TASK ITEM:
Please retype every entry as written, and keep the pictures out.
··· STORED DATA
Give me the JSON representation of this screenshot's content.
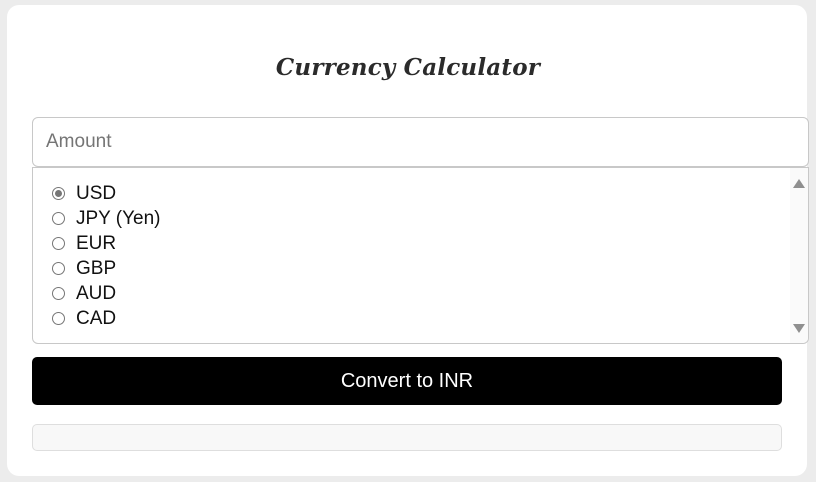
{
  "title": "Currency Calculator",
  "amount": {
    "placeholder": "Amount",
    "value": ""
  },
  "currencies": [
    {
      "label": "USD",
      "checked": true
    },
    {
      "label": "JPY (Yen)",
      "checked": false
    },
    {
      "label": "EUR",
      "checked": false
    },
    {
      "label": "GBP",
      "checked": false
    },
    {
      "label": "AUD",
      "checked": false
    },
    {
      "label": "CAD",
      "checked": false
    }
  ],
  "convert_button": "Convert to INR",
  "result": "",
  "colors": {
    "button_bg": "#000000",
    "page_bg": "#ececec",
    "card_bg": "#ffffff"
  }
}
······
COMPLETED EXERCISE:
Give me the JSON representation of this screenshot's content.
{
  "title": "Currency Calculator",
  "amount": {
    "placeholder": "Amount",
    "value": ""
  },
  "currencies": [
    {
      "label": "USD",
      "checked": true
    },
    {
      "label": "JPY (Yen)",
      "checked": false
    },
    {
      "label": "EUR",
      "checked": false
    },
    {
      "label": "GBP",
      "checked": false
    },
    {
      "label": "AUD",
      "checked": false
    },
    {
      "label": "CAD",
      "checked": false
    }
  ],
  "convert_button": "Convert to INR",
  "result": "",
  "colors": {
    "button_bg": "#000000",
    "page_bg": "#ececec",
    "card_bg": "#ffffff"
  }
}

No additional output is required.